**TASK DIRECTIONS:**
The data are to be restated in full, exactly as presented.
━━━ DATA FOR THIS TASK ━━━
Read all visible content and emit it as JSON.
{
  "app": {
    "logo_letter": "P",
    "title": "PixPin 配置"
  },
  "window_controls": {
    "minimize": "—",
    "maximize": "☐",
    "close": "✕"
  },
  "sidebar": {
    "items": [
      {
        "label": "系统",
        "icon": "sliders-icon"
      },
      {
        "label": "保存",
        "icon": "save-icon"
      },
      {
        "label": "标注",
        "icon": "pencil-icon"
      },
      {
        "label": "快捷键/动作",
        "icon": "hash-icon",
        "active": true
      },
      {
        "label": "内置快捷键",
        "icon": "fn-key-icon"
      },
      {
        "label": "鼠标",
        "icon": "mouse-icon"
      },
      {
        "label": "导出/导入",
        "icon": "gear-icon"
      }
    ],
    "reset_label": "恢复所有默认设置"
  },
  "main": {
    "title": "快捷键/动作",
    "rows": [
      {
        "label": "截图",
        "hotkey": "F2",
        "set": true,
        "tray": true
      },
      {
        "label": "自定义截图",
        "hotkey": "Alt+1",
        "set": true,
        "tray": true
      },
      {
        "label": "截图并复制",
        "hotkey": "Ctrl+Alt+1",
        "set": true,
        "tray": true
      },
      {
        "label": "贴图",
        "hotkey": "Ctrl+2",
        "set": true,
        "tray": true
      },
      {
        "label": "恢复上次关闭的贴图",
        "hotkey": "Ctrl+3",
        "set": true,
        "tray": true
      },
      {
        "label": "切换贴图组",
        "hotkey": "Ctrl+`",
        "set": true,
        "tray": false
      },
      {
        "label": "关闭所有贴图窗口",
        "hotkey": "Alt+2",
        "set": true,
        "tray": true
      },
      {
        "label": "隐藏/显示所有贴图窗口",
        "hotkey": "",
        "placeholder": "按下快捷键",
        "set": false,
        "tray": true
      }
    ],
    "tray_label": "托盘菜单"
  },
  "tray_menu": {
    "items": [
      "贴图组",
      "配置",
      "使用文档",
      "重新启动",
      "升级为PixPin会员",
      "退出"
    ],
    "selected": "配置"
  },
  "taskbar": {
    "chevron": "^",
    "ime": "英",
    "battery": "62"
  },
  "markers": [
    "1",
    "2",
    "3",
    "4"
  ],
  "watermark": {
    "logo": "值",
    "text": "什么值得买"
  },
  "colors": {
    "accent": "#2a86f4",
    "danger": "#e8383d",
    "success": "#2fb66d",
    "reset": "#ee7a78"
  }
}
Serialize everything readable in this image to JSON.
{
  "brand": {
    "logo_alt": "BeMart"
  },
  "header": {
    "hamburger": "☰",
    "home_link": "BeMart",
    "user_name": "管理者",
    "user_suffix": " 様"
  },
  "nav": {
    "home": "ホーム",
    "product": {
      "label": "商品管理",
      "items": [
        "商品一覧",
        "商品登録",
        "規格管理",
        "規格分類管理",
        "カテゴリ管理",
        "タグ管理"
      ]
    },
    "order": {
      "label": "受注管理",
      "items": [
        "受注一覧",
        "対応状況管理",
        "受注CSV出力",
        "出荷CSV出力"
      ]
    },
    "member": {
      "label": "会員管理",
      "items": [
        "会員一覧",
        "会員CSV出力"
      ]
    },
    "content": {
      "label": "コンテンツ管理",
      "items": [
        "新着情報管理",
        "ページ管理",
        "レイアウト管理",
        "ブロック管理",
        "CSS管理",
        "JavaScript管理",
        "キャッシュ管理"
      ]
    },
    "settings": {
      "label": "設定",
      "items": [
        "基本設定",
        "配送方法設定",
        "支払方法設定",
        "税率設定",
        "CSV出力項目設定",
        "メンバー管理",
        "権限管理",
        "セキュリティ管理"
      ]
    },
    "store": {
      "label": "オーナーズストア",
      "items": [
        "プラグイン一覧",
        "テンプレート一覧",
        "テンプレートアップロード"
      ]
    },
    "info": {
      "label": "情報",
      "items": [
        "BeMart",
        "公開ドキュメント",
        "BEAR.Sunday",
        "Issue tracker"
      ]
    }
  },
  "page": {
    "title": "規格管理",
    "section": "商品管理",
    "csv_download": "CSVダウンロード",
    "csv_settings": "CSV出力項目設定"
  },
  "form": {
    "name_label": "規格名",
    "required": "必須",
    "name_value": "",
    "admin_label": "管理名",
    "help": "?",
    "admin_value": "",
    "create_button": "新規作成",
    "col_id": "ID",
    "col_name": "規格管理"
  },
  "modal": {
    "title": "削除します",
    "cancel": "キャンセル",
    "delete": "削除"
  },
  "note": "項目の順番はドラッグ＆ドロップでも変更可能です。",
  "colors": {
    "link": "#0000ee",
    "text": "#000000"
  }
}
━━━
**YOUR RESPONSE:**
Read all visible content and emit it as JSON.
{
  "app": {
    "logo_letter": "P",
    "title": "PixPin 配置"
  },
  "window_controls": {
    "minimize": "—",
    "maximize": "☐",
    "close": "✕"
  },
  "sidebar": {
    "items": [
      {
        "label": "系统",
        "icon": "sliders-icon"
      },
      {
        "label": "保存",
        "icon": "save-icon"
      },
      {
        "label": "标注",
        "icon": "pencil-icon"
      },
      {
        "label": "快捷键/动作",
        "icon": "hash-icon",
        "active": true
      },
      {
        "label": "内置快捷键",
        "icon": "fn-key-icon"
      },
      {
        "label": "鼠标",
        "icon": "mouse-icon"
      },
      {
        "label": "导出/导入",
        "icon": "gear-icon"
      }
    ],
    "reset_label": "恢复所有默认设置"
  },
  "main": {
    "title": "快捷键/动作",
    "rows": [
      {
        "label": "截图",
        "hotkey": "F2",
        "set": true,
        "tray": true
      },
      {
        "label": "自定义截图",
        "hotkey": "Alt+1",
        "set": true,
        "tray": true
      },
      {
        "label": "截图并复制",
        "hotkey": "Ctrl+Alt+1",
        "set": true,
        "tray": true
      },
      {
        "label": "贴图",
        "hotkey": "Ctrl+2",
        "set": true,
        "tray": true
      },
      {
        "label": "恢复上次关闭的贴图",
        "hotkey": "Ctrl+3",
        "set": true,
        "tray": true
      },
      {
        "label": "切换贴图组",
        "hotkey": "Ctrl+`",
        "set": true,
        "tray": false
      },
      {
        "label": "关闭所有贴图窗口",
        "hotkey": "Alt+2",
        "set": true,
        "tray": true
      },
      {
        "label": "隐藏/显示所有贴图窗口",
        "hotkey": "",
        "placeholder": "按下快捷键",
        "set": false,
        "tray": true
      }
    ],
    "tray_label": "托盘菜单"
  },
  "tray_menu": {
    "items": [
      "贴图组",
      "配置",
      "使用文档",
      "重新启动",
      "升级为PixPin会员",
      "退出"
    ],
    "selected": "配置"
  },
  "taskbar": {
    "chevron": "^",
    "ime": "英",
    "battery": "62"
  },
  "markers": [
    "1",
    "2",
    "3",
    "4"
  ],
  "watermark": {
    "logo": "值",
    "text": "什么值得买"
  },
  "colors": {
    "accent": "#2a86f4",
    "danger": "#e8383d",
    "success": "#2fb66d",
    "reset": "#ee7a78"
  }
}
Serialize everything readable in this image to JSON.
{
  "brand": {
    "logo_alt": "BeMart"
  },
  "header": {
    "hamburger": "☰",
    "home_link": "BeMart",
    "user_name": "管理者",
    "user_suffix": " 様"
  },
  "nav": {
    "home": "ホーム",
    "product": {
      "label": "商品管理",
      "items": [
        "商品一覧",
        "商品登録",
        "規格管理",
        "規格分類管理",
        "カテゴリ管理",
        "タグ管理"
      ]
    },
    "order": {
      "label": "受注管理",
      "items": [
        "受注一覧",
        "対応状況管理",
        "受注CSV出力",
        "出荷CSV出力"
      ]
    },
    "member": {
      "label": "会員管理",
      "items": [
        "会員一覧",
        "会員CSV出力"
      ]
    },
    "content": {
      "label": "コンテンツ管理",
      "items": [
        "新着情報管理",
        "ページ管理",
        "レイアウト管理",
        "ブロック管理",
        "CSS管理",
        "JavaScript管理",
        "キャッシュ管理"
      ]
    },
    "settings": {
      "label": "設定",
      "items": [
        "基本設定",
        "配送方法設定",
        "支払方法設定",
        "税率設定",
        "CSV出力項目設定",
        "メンバー管理",
        "権限管理",
        "セキュリティ管理"
      ]
    },
    "store": {
      "label": "オーナーズストア",
      "items": [
        "プラグイン一覧",
        "テンプレート一覧",
        "テンプレートアップロード"
      ]
    },
    "info": {
      "label": "情報",
      "items": [
        "BeMart",
        "公開ドキュメント",
        "BEAR.Sunday",
        "Issue tracker"
      ]
    }
  },
  "page": {
    "title": "規格管理",
    "section": "商品管理",
    "csv_download": "CSVダウンロード",
    "csv_settings": "CSV出力項目設定"
  },
  "form": {
    "name_label": "規格名",
    "required": "必須",
    "name_value": "",
    "admin_label": "管理名",
    "help": "?",
    "admin_value": "",
    "create_button": "新規作成",
    "col_id": "ID",
    "col_name": "規格管理"
  },
  "modal": {
    "title": "削除します",
    "cancel": "キャンセル",
    "delete": "削除"
  },
  "note": "項目の順番はドラッグ＆ドロップでも変更可能です。",
  "colors": {
    "link": "#0000ee",
    "text": "#000000"
  }
}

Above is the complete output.